3) Adapt and Overcome
So my favorite Wawa in Maryland closed, but one day while I was working on a documentary I discovered a Wawa in the backwoods of Virginia. Where one Wawa failed in the South, another one found a way to succeed.
Social Media has risks sometimes, but that doesn’t mean you shouldn’t get involved. A lot of business owners worry that Social Media is too risky. Government leaders tended to always stress the security side to me. Small business owners have asked what a bad review could do to their image. Yes, there is a risk, but there is risk with anything, and with Social Media the reward often makes up for the risk exponentially. The best way to mitigate risk is to first develop a strategy BEFORE you create sites. Work out what sites will work best for you. Look at your customer base, who you want to target, and then find out where they are. For instance, if you’re a tech company offering some new, but easy to use gadget, consider entering into the online social gaming world. Your cliental is ripe and ready for the picking there.  Don’t get over your head and worry about trying to target every single major site, it will just stretch your resources and make more of a headache for yourself. And lastly, if you have a bad review, don’t ignore it! Respond to your followers, tell them ways you plan to improve, and offer goodwill by giving a coupon or saying I’m sorry and that bad review will turn positive.
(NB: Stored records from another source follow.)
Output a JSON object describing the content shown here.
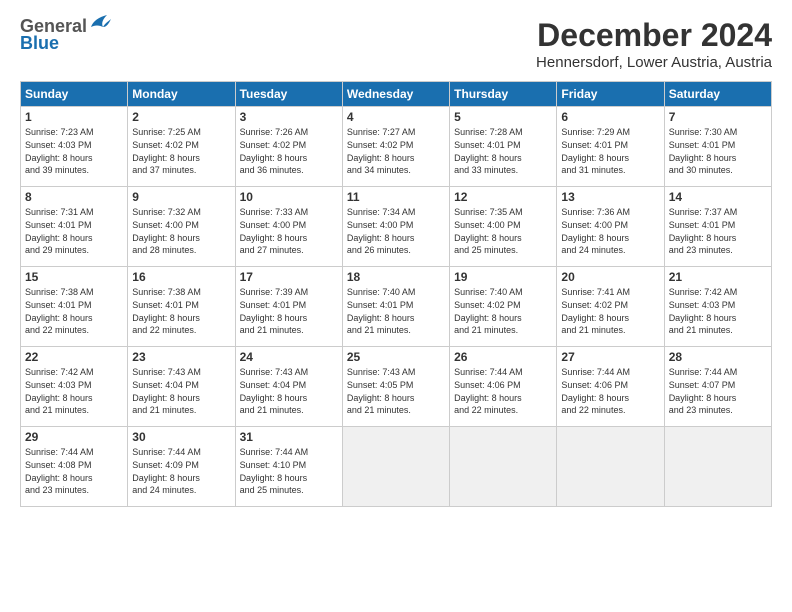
{
  "header": {
    "logo_general": "General",
    "logo_blue": "Blue",
    "month_title": "December 2024",
    "subtitle": "Hennersdorf, Lower Austria, Austria"
  },
  "weekdays": [
    "Sunday",
    "Monday",
    "Tuesday",
    "Wednesday",
    "Thursday",
    "Friday",
    "Saturday"
  ],
  "weeks": [
    [
      {
        "day": 1,
        "lines": [
          "Sunrise: 7:23 AM",
          "Sunset: 4:03 PM",
          "Daylight: 8 hours",
          "and 39 minutes."
        ]
      },
      {
        "day": 2,
        "lines": [
          "Sunrise: 7:25 AM",
          "Sunset: 4:02 PM",
          "Daylight: 8 hours",
          "and 37 minutes."
        ]
      },
      {
        "day": 3,
        "lines": [
          "Sunrise: 7:26 AM",
          "Sunset: 4:02 PM",
          "Daylight: 8 hours",
          "and 36 minutes."
        ]
      },
      {
        "day": 4,
        "lines": [
          "Sunrise: 7:27 AM",
          "Sunset: 4:02 PM",
          "Daylight: 8 hours",
          "and 34 minutes."
        ]
      },
      {
        "day": 5,
        "lines": [
          "Sunrise: 7:28 AM",
          "Sunset: 4:01 PM",
          "Daylight: 8 hours",
          "and 33 minutes."
        ]
      },
      {
        "day": 6,
        "lines": [
          "Sunrise: 7:29 AM",
          "Sunset: 4:01 PM",
          "Daylight: 8 hours",
          "and 31 minutes."
        ]
      },
      {
        "day": 7,
        "lines": [
          "Sunrise: 7:30 AM",
          "Sunset: 4:01 PM",
          "Daylight: 8 hours",
          "and 30 minutes."
        ]
      }
    ],
    [
      {
        "day": 8,
        "lines": [
          "Sunrise: 7:31 AM",
          "Sunset: 4:01 PM",
          "Daylight: 8 hours",
          "and 29 minutes."
        ]
      },
      {
        "day": 9,
        "lines": [
          "Sunrise: 7:32 AM",
          "Sunset: 4:00 PM",
          "Daylight: 8 hours",
          "and 28 minutes."
        ]
      },
      {
        "day": 10,
        "lines": [
          "Sunrise: 7:33 AM",
          "Sunset: 4:00 PM",
          "Daylight: 8 hours",
          "and 27 minutes."
        ]
      },
      {
        "day": 11,
        "lines": [
          "Sunrise: 7:34 AM",
          "Sunset: 4:00 PM",
          "Daylight: 8 hours",
          "and 26 minutes."
        ]
      },
      {
        "day": 12,
        "lines": [
          "Sunrise: 7:35 AM",
          "Sunset: 4:00 PM",
          "Daylight: 8 hours",
          "and 25 minutes."
        ]
      },
      {
        "day": 13,
        "lines": [
          "Sunrise: 7:36 AM",
          "Sunset: 4:00 PM",
          "Daylight: 8 hours",
          "and 24 minutes."
        ]
      },
      {
        "day": 14,
        "lines": [
          "Sunrise: 7:37 AM",
          "Sunset: 4:01 PM",
          "Daylight: 8 hours",
          "and 23 minutes."
        ]
      }
    ],
    [
      {
        "day": 15,
        "lines": [
          "Sunrise: 7:38 AM",
          "Sunset: 4:01 PM",
          "Daylight: 8 hours",
          "and 22 minutes."
        ]
      },
      {
        "day": 16,
        "lines": [
          "Sunrise: 7:38 AM",
          "Sunset: 4:01 PM",
          "Daylight: 8 hours",
          "and 22 minutes."
        ]
      },
      {
        "day": 17,
        "lines": [
          "Sunrise: 7:39 AM",
          "Sunset: 4:01 PM",
          "Daylight: 8 hours",
          "and 21 minutes."
        ]
      },
      {
        "day": 18,
        "lines": [
          "Sunrise: 7:40 AM",
          "Sunset: 4:01 PM",
          "Daylight: 8 hours",
          "and 21 minutes."
        ]
      },
      {
        "day": 19,
        "lines": [
          "Sunrise: 7:40 AM",
          "Sunset: 4:02 PM",
          "Daylight: 8 hours",
          "and 21 minutes."
        ]
      },
      {
        "day": 20,
        "lines": [
          "Sunrise: 7:41 AM",
          "Sunset: 4:02 PM",
          "Daylight: 8 hours",
          "and 21 minutes."
        ]
      },
      {
        "day": 21,
        "lines": [
          "Sunrise: 7:42 AM",
          "Sunset: 4:03 PM",
          "Daylight: 8 hours",
          "and 21 minutes."
        ]
      }
    ],
    [
      {
        "day": 22,
        "lines": [
          "Sunrise: 7:42 AM",
          "Sunset: 4:03 PM",
          "Daylight: 8 hours",
          "and 21 minutes."
        ]
      },
      {
        "day": 23,
        "lines": [
          "Sunrise: 7:43 AM",
          "Sunset: 4:04 PM",
          "Daylight: 8 hours",
          "and 21 minutes."
        ]
      },
      {
        "day": 24,
        "lines": [
          "Sunrise: 7:43 AM",
          "Sunset: 4:04 PM",
          "Daylight: 8 hours",
          "and 21 minutes."
        ]
      },
      {
        "day": 25,
        "lines": [
          "Sunrise: 7:43 AM",
          "Sunset: 4:05 PM",
          "Daylight: 8 hours",
          "and 21 minutes."
        ]
      },
      {
        "day": 26,
        "lines": [
          "Sunrise: 7:44 AM",
          "Sunset: 4:06 PM",
          "Daylight: 8 hours",
          "and 22 minutes."
        ]
      },
      {
        "day": 27,
        "lines": [
          "Sunrise: 7:44 AM",
          "Sunset: 4:06 PM",
          "Daylight: 8 hours",
          "and 22 minutes."
        ]
      },
      {
        "day": 28,
        "lines": [
          "Sunrise: 7:44 AM",
          "Sunset: 4:07 PM",
          "Daylight: 8 hours",
          "and 23 minutes."
        ]
      }
    ],
    [
      {
        "day": 29,
        "lines": [
          "Sunrise: 7:44 AM",
          "Sunset: 4:08 PM",
          "Daylight: 8 hours",
          "and 23 minutes."
        ]
      },
      {
        "day": 30,
        "lines": [
          "Sunrise: 7:44 AM",
          "Sunset: 4:09 PM",
          "Daylight: 8 hours",
          "and 24 minutes."
        ]
      },
      {
        "day": 31,
        "lines": [
          "Sunrise: 7:44 AM",
          "Sunset: 4:10 PM",
          "Daylight: 8 hours",
          "and 25 minutes."
        ]
      },
      null,
      null,
      null,
      null
    ]
  ]
}
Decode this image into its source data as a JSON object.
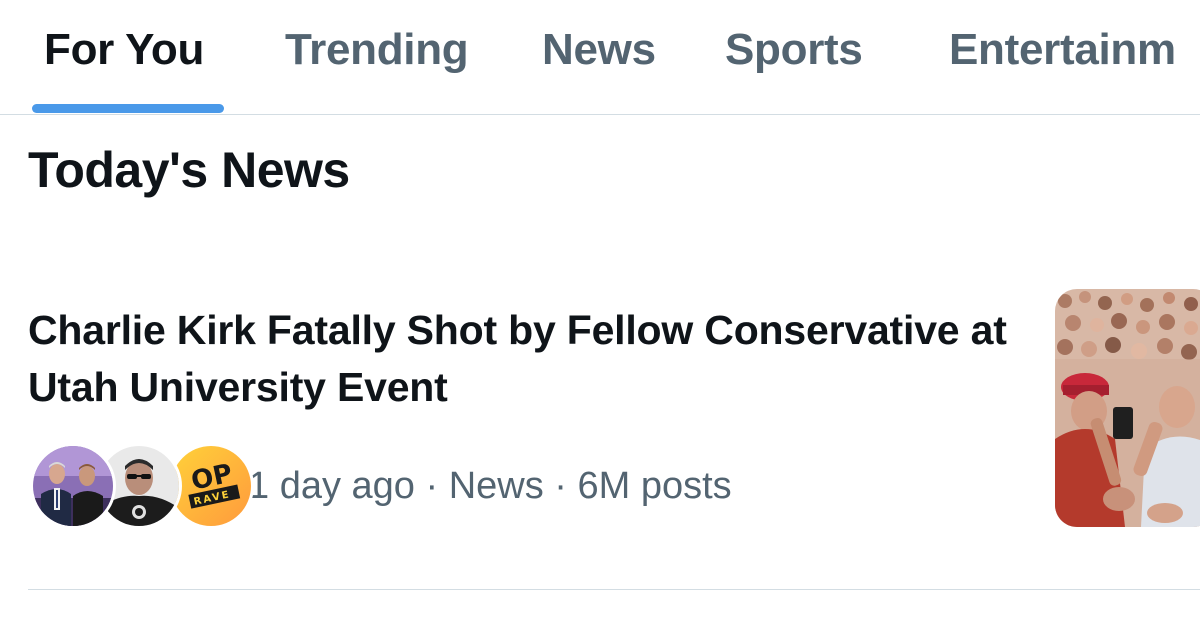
{
  "tabs": [
    {
      "label": "For You",
      "active": true
    },
    {
      "label": "Trending",
      "active": false
    },
    {
      "label": "News",
      "active": false
    },
    {
      "label": "Sports",
      "active": false
    },
    {
      "label": "Entertainm",
      "active": false
    }
  ],
  "section": {
    "title": "Today's News"
  },
  "news_item": {
    "headline": "Charlie Kirk Fatally Shot by Fellow Conservative at Utah University Event",
    "meta": "1 day ago · News · 6M posts",
    "avatars": [
      {
        "icon": "two-men-photo-avatar"
      },
      {
        "icon": "man-portrait-avatar"
      },
      {
        "icon": "pop-crave-logo-avatar",
        "logo_text": "POP CRAVE"
      }
    ],
    "thumbnail_icon": "crowd-photo-thumbnail"
  },
  "colors": {
    "text_primary": "#0f1419",
    "text_secondary": "#536471",
    "accent": "#4a99e9",
    "divider": "#d3dde3"
  }
}
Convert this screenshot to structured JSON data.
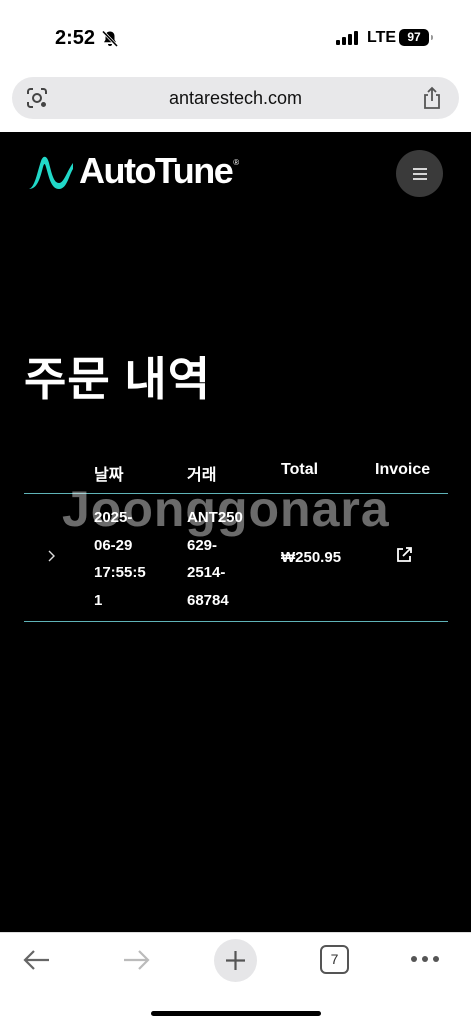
{
  "status_bar": {
    "time": "2:52",
    "network": "LTE",
    "battery": "97"
  },
  "browser": {
    "url": "antarestech.com",
    "tab_count": "7"
  },
  "site": {
    "logo_text": "AutoTune",
    "logo_reg": "®",
    "accent_color": "#21d8c8"
  },
  "page": {
    "title": "주문 내역"
  },
  "orders_table": {
    "columns": [
      "날짜",
      "거래",
      "Total",
      "Invoice"
    ],
    "rows": [
      {
        "date_lines": [
          "2025-",
          "06-29",
          "17:55:5",
          "1"
        ],
        "transaction_lines": [
          "ANT250",
          "629-",
          "2514-",
          "68784"
        ],
        "total": "₩250.95"
      }
    ]
  },
  "watermark": "Joonggonara",
  "icons": {
    "lens": "lens-icon",
    "share": "share-icon",
    "menu": "menu-icon",
    "chevron": "chevron-right-icon",
    "invoice": "external-link-icon",
    "back": "back-arrow-icon",
    "forward": "forward-arrow-icon",
    "new_tab": "plus-icon",
    "more": "more-icon",
    "bell": "bell-slash-icon"
  }
}
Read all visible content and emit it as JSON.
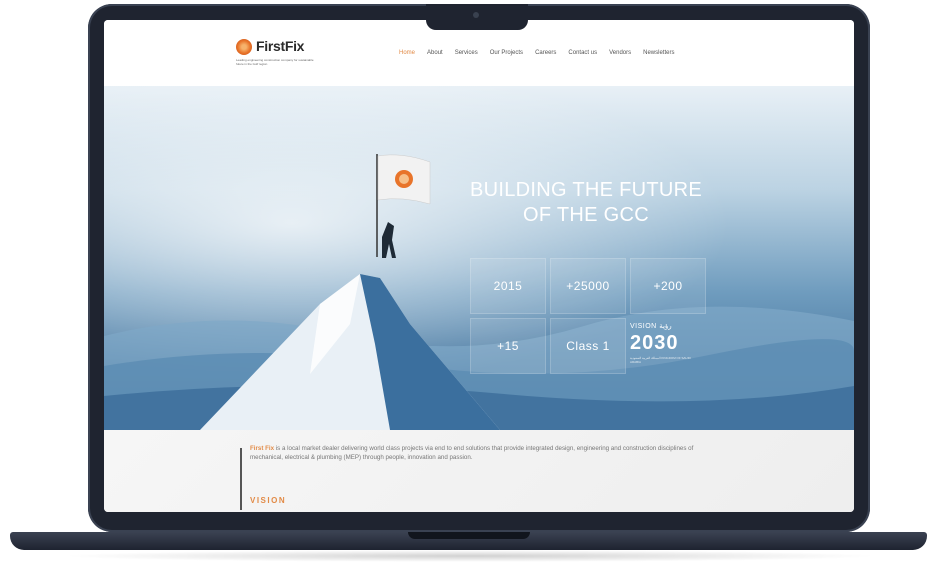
{
  "site": {
    "logo_text": "FirstFix",
    "logo_tagline": "Leading engineering construction company for sustainable future in the Gulf region"
  },
  "nav": {
    "items": [
      "Home",
      "About",
      "Services",
      "Our Projects",
      "Careers",
      "Contact us",
      "Vendors",
      "Newsletters"
    ],
    "active": "Home"
  },
  "hero": {
    "headline_line1": "BUILDING THE FUTURE",
    "headline_line2": "OF THE GCC",
    "stats": [
      {
        "value": "2015"
      },
      {
        "value": "+25000"
      },
      {
        "value": "+200"
      },
      {
        "value": "+15"
      },
      {
        "value": "Class 1"
      }
    ],
    "vision_logo": {
      "top": "VISION رؤية",
      "year": "2030",
      "sub": "المملكة العربية السعودية KINGDOM OF SAUDI ARABIA"
    }
  },
  "about": {
    "brand": "First Fix",
    "text": " is a local market dealer delivering world class projects via end to end solutions that provide integrated design, engineering and construction disciplines of mechanical, electrical & plumbing (MEP) through people, innovation and passion.",
    "vision_heading": "VISION"
  },
  "colors": {
    "accent": "#e28b47",
    "frame": "#1f2430",
    "hero_deep": "#2f5f8c"
  }
}
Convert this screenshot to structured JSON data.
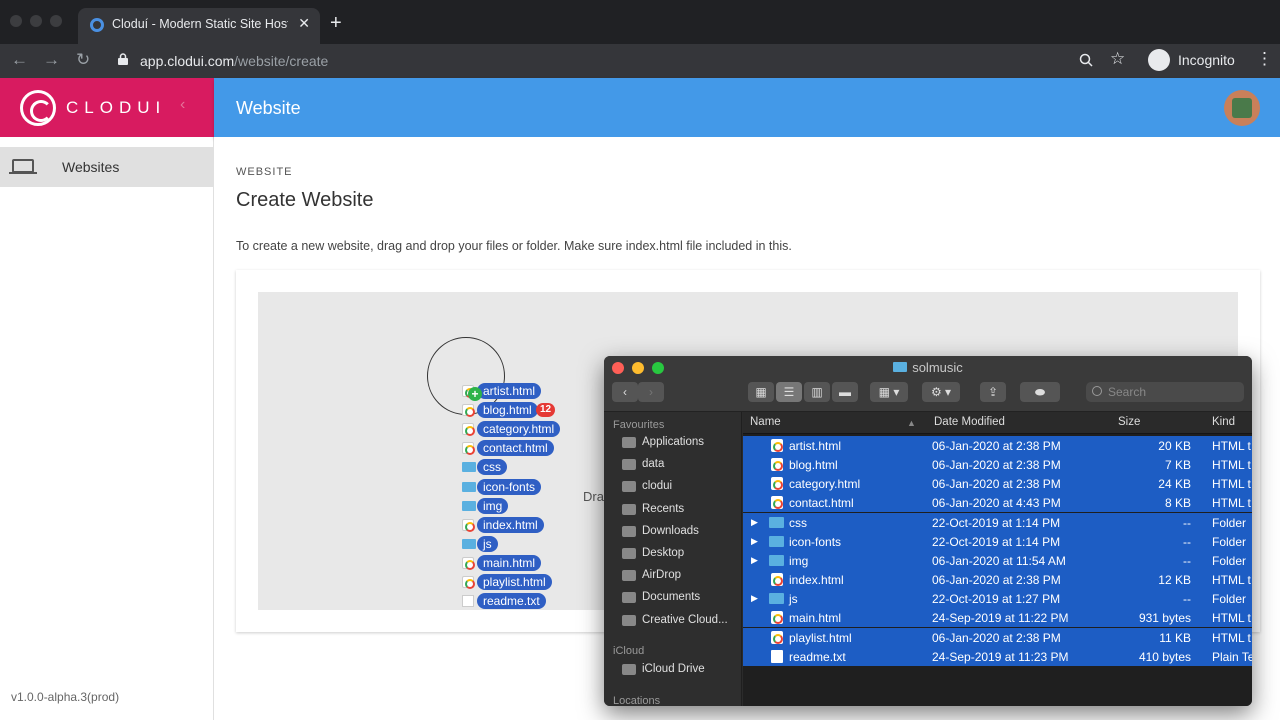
{
  "browser": {
    "tab_title": "Cloduí - Modern Static Site Hosting",
    "url_host": "app.clodui.com",
    "url_path": "/website/create",
    "incognito_label": "Incognito"
  },
  "sidebar": {
    "brand": "CLODUI",
    "items": [
      {
        "label": "Websites",
        "icon": "laptop-icon"
      }
    ],
    "version": "v1.0.0-alpha.3(prod)"
  },
  "appbar": {
    "title": "Website"
  },
  "main": {
    "overline": "WEBSITE",
    "title": "Create Website",
    "description": "To create a new website, drag and drop your files or folder. Make sure index.html file included in this.",
    "drop_text": "Dra"
  },
  "drag": {
    "badge": "12",
    "items": [
      {
        "name": "artist.html",
        "type": "doc"
      },
      {
        "name": "blog.html",
        "type": "doc"
      },
      {
        "name": "category.html",
        "type": "doc"
      },
      {
        "name": "contact.html",
        "type": "doc"
      },
      {
        "name": "css",
        "type": "folder"
      },
      {
        "name": "icon-fonts",
        "type": "folder"
      },
      {
        "name": "img",
        "type": "folder"
      },
      {
        "name": "index.html",
        "type": "doc"
      },
      {
        "name": "js",
        "type": "folder"
      },
      {
        "name": "main.html",
        "type": "doc"
      },
      {
        "name": "playlist.html",
        "type": "doc"
      },
      {
        "name": "readme.txt",
        "type": "plain"
      }
    ]
  },
  "finder": {
    "title": "solmusic",
    "search_placeholder": "Search",
    "sidebar": {
      "favourites_heading": "Favourites",
      "favourites": [
        "Applications",
        "data",
        "clodui",
        "Recents",
        "Downloads",
        "Desktop",
        "AirDrop",
        "Documents",
        "Creative Cloud..."
      ],
      "icloud_heading": "iCloud",
      "icloud": [
        "iCloud Drive"
      ],
      "locations_heading": "Locations"
    },
    "columns": {
      "name": "Name",
      "date": "Date Modified",
      "size": "Size",
      "kind": "Kind"
    },
    "rows": [
      {
        "name": "artist.html",
        "date": "06-Jan-2020 at 2:38 PM",
        "size": "20 KB",
        "kind": "HTML t",
        "type": "doc"
      },
      {
        "name": "blog.html",
        "date": "06-Jan-2020 at 2:38 PM",
        "size": "7 KB",
        "kind": "HTML t",
        "type": "doc"
      },
      {
        "name": "category.html",
        "date": "06-Jan-2020 at 2:38 PM",
        "size": "24 KB",
        "kind": "HTML t",
        "type": "doc"
      },
      {
        "name": "contact.html",
        "date": "06-Jan-2020 at 4:43 PM",
        "size": "8 KB",
        "kind": "HTML t",
        "type": "doc"
      },
      {
        "name": "css",
        "date": "22-Oct-2019 at 1:14 PM",
        "size": "--",
        "kind": "Folder",
        "type": "folder"
      },
      {
        "name": "icon-fonts",
        "date": "22-Oct-2019 at 1:14 PM",
        "size": "--",
        "kind": "Folder",
        "type": "folder"
      },
      {
        "name": "img",
        "date": "06-Jan-2020 at 11:54 AM",
        "size": "--",
        "kind": "Folder",
        "type": "folder"
      },
      {
        "name": "index.html",
        "date": "06-Jan-2020 at 2:38 PM",
        "size": "12 KB",
        "kind": "HTML t",
        "type": "doc"
      },
      {
        "name": "js",
        "date": "22-Oct-2019 at 1:27 PM",
        "size": "--",
        "kind": "Folder",
        "type": "folder"
      },
      {
        "name": "main.html",
        "date": "24-Sep-2019 at 11:22 PM",
        "size": "931 bytes",
        "kind": "HTML t",
        "type": "doc"
      },
      {
        "name": "playlist.html",
        "date": "06-Jan-2020 at 2:38 PM",
        "size": "11 KB",
        "kind": "HTML t",
        "type": "doc"
      },
      {
        "name": "readme.txt",
        "date": "24-Sep-2019 at 11:23 PM",
        "size": "410 bytes",
        "kind": "Plain Te",
        "type": "plain"
      }
    ]
  },
  "colors": {
    "brand": "#d81b60",
    "appbar": "#4399e8",
    "selection": "#1d5dc4"
  }
}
I think the most valuable lesson we can learn from Wawa is how to build strong relationships between company and consumer. Wawa is a convenient store, albeit one with superb coffee and killer sandwhiches. What makes it special is that it is deeply ingrained in Philadelphia culture. Visiting a Wawa in the greater Philadelphia area is just as important as skating on Penn’s Landing or rooting for the Eagles in a local bar. They’ve achieved this status because of the consumers who have spread their stories and affection for the store. Social Media should be an outlet for consumers to voice their stories, spread their opinions, and bond with others who feel the same way. If you give your consumer this outlet, it is now free marketing and branding for you. Now your social media sites, and your company itself, will become apart of your consumer’s everyday life…and then the possibilities for your business are endless.